BEGIN

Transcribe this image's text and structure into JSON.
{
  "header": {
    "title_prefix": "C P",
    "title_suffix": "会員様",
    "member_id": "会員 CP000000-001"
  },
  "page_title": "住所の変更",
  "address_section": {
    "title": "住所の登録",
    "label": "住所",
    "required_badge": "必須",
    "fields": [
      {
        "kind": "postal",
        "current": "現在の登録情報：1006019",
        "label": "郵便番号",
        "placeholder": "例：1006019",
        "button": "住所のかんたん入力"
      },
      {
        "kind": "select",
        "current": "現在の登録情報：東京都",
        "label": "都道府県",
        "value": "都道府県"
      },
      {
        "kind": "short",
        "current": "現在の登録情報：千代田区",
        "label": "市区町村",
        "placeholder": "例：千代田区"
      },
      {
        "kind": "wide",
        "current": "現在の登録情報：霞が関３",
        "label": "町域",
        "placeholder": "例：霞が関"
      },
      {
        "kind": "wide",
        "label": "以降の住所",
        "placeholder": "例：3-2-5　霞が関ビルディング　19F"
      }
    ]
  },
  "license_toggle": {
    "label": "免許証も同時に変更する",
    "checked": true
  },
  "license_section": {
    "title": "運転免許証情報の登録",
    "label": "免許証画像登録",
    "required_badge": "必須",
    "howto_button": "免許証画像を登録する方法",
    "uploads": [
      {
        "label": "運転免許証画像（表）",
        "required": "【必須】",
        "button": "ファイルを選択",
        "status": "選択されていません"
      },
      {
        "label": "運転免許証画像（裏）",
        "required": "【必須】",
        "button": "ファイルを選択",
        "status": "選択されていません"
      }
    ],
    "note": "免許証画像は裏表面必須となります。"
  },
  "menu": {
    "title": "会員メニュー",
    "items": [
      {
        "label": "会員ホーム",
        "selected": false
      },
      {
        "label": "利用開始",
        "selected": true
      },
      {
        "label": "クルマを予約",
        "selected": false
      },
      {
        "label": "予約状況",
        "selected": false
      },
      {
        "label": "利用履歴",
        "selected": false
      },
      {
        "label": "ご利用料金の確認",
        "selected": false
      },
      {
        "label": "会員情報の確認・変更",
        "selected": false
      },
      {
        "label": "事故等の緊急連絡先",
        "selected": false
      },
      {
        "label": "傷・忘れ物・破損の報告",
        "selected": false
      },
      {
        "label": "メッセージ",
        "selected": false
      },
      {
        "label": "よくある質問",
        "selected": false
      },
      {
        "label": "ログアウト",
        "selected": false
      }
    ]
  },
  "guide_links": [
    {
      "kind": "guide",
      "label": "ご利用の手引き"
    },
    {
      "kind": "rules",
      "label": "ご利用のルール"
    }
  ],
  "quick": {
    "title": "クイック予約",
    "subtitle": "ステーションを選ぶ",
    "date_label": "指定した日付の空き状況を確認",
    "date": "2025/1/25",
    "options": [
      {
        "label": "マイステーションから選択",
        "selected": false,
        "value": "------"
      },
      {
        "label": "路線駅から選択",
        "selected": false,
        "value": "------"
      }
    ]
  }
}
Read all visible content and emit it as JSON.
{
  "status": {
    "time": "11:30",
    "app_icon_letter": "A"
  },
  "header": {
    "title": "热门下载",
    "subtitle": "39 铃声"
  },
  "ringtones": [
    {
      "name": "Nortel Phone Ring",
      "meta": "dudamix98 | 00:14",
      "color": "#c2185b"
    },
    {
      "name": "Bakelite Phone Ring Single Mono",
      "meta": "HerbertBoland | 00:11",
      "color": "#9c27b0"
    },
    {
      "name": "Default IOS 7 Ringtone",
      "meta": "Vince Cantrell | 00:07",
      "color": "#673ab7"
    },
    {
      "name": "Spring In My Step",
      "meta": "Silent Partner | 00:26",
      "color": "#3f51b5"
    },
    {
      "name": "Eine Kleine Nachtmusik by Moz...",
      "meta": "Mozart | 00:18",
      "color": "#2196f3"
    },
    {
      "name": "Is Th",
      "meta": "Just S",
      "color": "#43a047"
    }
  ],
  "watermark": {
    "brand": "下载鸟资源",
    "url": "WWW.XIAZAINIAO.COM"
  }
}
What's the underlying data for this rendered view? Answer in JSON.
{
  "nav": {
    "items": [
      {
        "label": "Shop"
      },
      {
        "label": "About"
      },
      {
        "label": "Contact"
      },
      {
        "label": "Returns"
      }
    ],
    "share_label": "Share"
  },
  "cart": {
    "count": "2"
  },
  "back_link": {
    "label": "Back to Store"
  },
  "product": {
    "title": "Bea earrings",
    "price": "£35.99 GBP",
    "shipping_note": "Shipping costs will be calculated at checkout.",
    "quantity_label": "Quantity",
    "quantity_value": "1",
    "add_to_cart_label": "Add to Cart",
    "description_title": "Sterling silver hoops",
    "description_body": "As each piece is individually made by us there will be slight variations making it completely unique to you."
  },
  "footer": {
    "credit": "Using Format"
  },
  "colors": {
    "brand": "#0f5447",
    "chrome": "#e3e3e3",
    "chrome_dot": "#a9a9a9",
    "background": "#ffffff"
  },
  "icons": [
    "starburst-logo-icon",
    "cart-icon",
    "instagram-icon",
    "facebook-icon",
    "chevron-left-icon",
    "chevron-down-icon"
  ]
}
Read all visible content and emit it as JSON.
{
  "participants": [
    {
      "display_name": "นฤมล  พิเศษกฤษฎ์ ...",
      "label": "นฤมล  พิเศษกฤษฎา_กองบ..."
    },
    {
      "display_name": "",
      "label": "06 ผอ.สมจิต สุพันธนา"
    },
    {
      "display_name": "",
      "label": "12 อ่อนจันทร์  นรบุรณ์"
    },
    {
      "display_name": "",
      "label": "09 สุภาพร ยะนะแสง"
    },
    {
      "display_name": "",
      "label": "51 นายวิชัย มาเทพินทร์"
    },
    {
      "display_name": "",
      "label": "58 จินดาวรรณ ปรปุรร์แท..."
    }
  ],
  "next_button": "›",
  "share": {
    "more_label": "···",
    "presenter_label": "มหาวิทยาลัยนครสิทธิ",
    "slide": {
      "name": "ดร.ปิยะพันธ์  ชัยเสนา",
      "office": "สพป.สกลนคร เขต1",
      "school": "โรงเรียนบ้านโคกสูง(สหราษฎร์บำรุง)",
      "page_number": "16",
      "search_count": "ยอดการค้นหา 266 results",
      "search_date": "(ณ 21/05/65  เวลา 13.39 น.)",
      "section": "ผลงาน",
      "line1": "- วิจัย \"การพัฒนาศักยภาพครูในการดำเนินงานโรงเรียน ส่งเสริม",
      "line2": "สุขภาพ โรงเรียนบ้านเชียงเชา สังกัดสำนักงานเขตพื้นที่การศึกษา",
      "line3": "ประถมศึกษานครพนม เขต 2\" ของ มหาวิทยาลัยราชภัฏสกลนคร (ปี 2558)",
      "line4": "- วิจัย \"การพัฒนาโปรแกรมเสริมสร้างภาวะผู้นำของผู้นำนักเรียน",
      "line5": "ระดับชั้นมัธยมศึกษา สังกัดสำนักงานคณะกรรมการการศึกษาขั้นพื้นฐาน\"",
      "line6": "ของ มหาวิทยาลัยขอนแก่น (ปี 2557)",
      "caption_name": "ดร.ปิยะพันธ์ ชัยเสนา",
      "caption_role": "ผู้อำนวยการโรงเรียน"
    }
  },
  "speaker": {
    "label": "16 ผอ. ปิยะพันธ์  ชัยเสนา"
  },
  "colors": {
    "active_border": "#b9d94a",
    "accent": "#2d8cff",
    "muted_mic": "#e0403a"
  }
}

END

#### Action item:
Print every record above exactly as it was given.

#### Solution to this exercise:
Transcribe this image's text and structure into JSON.
{
  "header": {
    "title_prefix": "C P",
    "title_suffix": "会員様",
    "member_id": "会員 CP000000-001"
  },
  "page_title": "住所の変更",
  "address_section": {
    "title": "住所の登録",
    "label": "住所",
    "required_badge": "必須",
    "fields": [
      {
        "kind": "postal",
        "current": "現在の登録情報：1006019",
        "label": "郵便番号",
        "placeholder": "例：1006019",
        "button": "住所のかんたん入力"
      },
      {
        "kind": "select",
        "current": "現在の登録情報：東京都",
        "label": "都道府県",
        "value": "都道府県"
      },
      {
        "kind": "short",
        "current": "現在の登録情報：千代田区",
        "label": "市区町村",
        "placeholder": "例：千代田区"
      },
      {
        "kind": "wide",
        "current": "現在の登録情報：霞が関３",
        "label": "町域",
        "placeholder": "例：霞が関"
      },
      {
        "kind": "wide",
        "label": "以降の住所",
        "placeholder": "例：3-2-5　霞が関ビルディング　19F"
      }
    ]
  },
  "license_toggle": {
    "label": "免許証も同時に変更する",
    "checked": true
  },
  "license_section": {
    "title": "運転免許証情報の登録",
    "label": "免許証画像登録",
    "required_badge": "必須",
    "howto_button": "免許証画像を登録する方法",
    "uploads": [
      {
        "label": "運転免許証画像（表）",
        "required": "【必須】",
        "button": "ファイルを選択",
        "status": "選択されていません"
      },
      {
        "label": "運転免許証画像（裏）",
        "required": "【必須】",
        "button": "ファイルを選択",
        "status": "選択されていません"
      }
    ],
    "note": "免許証画像は裏表面必須となります。"
  },
  "menu": {
    "title": "会員メニュー",
    "items": [
      {
        "label": "会員ホーム",
        "selected": false
      },
      {
        "label": "利用開始",
        "selected": true
      },
      {
        "label": "クルマを予約",
        "selected": false
      },
      {
        "label": "予約状況",
        "selected": false
      },
      {
        "label": "利用履歴",
        "selected": false
      },
      {
        "label": "ご利用料金の確認",
        "selected": false
      },
      {
        "label": "会員情報の確認・変更",
        "selected": false
      },
      {
        "label": "事故等の緊急連絡先",
        "selected": false
      },
      {
        "label": "傷・忘れ物・破損の報告",
        "selected": false
      },
      {
        "label": "メッセージ",
        "selected": false
      },
      {
        "label": "よくある質問",
        "selected": false
      },
      {
        "label": "ログアウト",
        "selected": false
      }
    ]
  },
  "guide_links": [
    {
      "kind": "guide",
      "label": "ご利用の手引き"
    },
    {
      "kind": "rules",
      "label": "ご利用のルール"
    }
  ],
  "quick": {
    "title": "クイック予約",
    "subtitle": "ステーションを選ぶ",
    "date_label": "指定した日付の空き状況を確認",
    "date": "2025/1/25",
    "options": [
      {
        "label": "マイステーションから選択",
        "selected": false,
        "value": "------"
      },
      {
        "label": "路線駅から選択",
        "selected": false,
        "value": "------"
      }
    ]
  }
}
Read all visible content and emit it as JSON.
{
  "status": {
    "time": "11:30",
    "app_icon_letter": "A"
  },
  "header": {
    "title": "热门下载",
    "subtitle": "39 铃声"
  },
  "ringtones": [
    {
      "name": "Nortel Phone Ring",
      "meta": "dudamix98 | 00:14",
      "color": "#c2185b"
    },
    {
      "name": "Bakelite Phone Ring Single Mono",
      "meta": "HerbertBoland | 00:11",
      "color": "#9c27b0"
    },
    {
      "name": "Default IOS 7 Ringtone",
      "meta": "Vince Cantrell | 00:07",
      "color": "#673ab7"
    },
    {
      "name": "Spring In My Step",
      "meta": "Silent Partner | 00:26",
      "color": "#3f51b5"
    },
    {
      "name": "Eine Kleine Nachtmusik by Moz...",
      "meta": "Mozart | 00:18",
      "color": "#2196f3"
    },
    {
      "name": "Is Th",
      "meta": "Just S",
      "color": "#43a047"
    }
  ],
  "watermark": {
    "brand": "下载鸟资源",
    "url": "WWW.XIAZAINIAO.COM"
  }
}
What's the underlying data for this rendered view? Answer in JSON.
{
  "nav": {
    "items": [
      {
        "label": "Shop"
      },
      {
        "label": "About"
      },
      {
        "label": "Contact"
      },
      {
        "label": "Returns"
      }
    ],
    "share_label": "Share"
  },
  "cart": {
    "count": "2"
  },
  "back_link": {
    "label": "Back to Store"
  },
  "product": {
    "title": "Bea earrings",
    "price": "£35.99 GBP",
    "shipping_note": "Shipping costs will be calculated at checkout.",
    "quantity_label": "Quantity",
    "quantity_value": "1",
    "add_to_cart_label": "Add to Cart",
    "description_title": "Sterling silver hoops",
    "description_body": "As each piece is individually made by us there will be slight variations making it completely unique to you."
  },
  "footer": {
    "credit": "Using Format"
  },
  "colors": {
    "brand": "#0f5447",
    "chrome": "#e3e3e3",
    "chrome_dot": "#a9a9a9",
    "background": "#ffffff"
  },
  "icons": [
    "starburst-logo-icon",
    "cart-icon",
    "instagram-icon",
    "facebook-icon",
    "chevron-left-icon",
    "chevron-down-icon"
  ]
}
Read all visible content and emit it as JSON.
{
  "participants": [
    {
      "display_name": "นฤมล  พิเศษกฤษฎ์ ...",
      "label": "นฤมล  พิเศษกฤษฎา_กองบ..."
    },
    {
      "display_name": "",
      "label": "06 ผอ.สมจิต สุพันธนา"
    },
    {
      "display_name": "",
      "label": "12 อ่อนจันทร์  นรบุรณ์"
    },
    {
      "display_name": "",
      "label": "09 สุภาพร ยะนะแสง"
    },
    {
      "display_name": "",
      "label": "51 นายวิชัย มาเทพินทร์"
    },
    {
      "display_name": "",
      "label": "58 จินดาวรรณ ปรปุรร์แท..."
    }
  ],
  "next_button": "›",
  "share": {
    "more_label": "···",
    "presenter_label": "มหาวิทยาลัยนครสิทธิ",
    "slide": {
      "name": "ดร.ปิยะพันธ์  ชัยเสนา",
      "office": "สพป.สกลนคร เขต1",
      "school": "โรงเรียนบ้านโคกสูง(สหราษฎร์บำรุง)",
      "page_number": "16",
      "search_count": "ยอดการค้นหา 266 results",
      "search_date": "(ณ 21/05/65  เวลา 13.39 น.)",
      "section": "ผลงาน",
      "line1": "- วิจัย \"การพัฒนาศักยภาพครูในการดำเนินงานโรงเรียน ส่งเสริม",
      "line2": "สุขภาพ โรงเรียนบ้านเชียงเชา สังกัดสำนักงานเขตพื้นที่การศึกษา",
      "line3": "ประถมศึกษานครพนม เขต 2\" ของ มหาวิทยาลัยราชภัฏสกลนคร (ปี 2558)",
      "line4": "- วิจัย \"การพัฒนาโปรแกรมเสริมสร้างภาวะผู้นำของผู้นำนักเรียน",
      "line5": "ระดับชั้นมัธยมศึกษา สังกัดสำนักงานคณะกรรมการการศึกษาขั้นพื้นฐาน\"",
      "line6": "ของ มหาวิทยาลัยขอนแก่น (ปี 2557)",
      "caption_name": "ดร.ปิยะพันธ์ ชัยเสนา",
      "caption_role": "ผู้อำนวยการโรงเรียน"
    }
  },
  "speaker": {
    "label": "16 ผอ. ปิยะพันธ์  ชัยเสนา"
  },
  "colors": {
    "active_border": "#b9d94a",
    "accent": "#2d8cff",
    "muted_mic": "#e0403a"
  }
}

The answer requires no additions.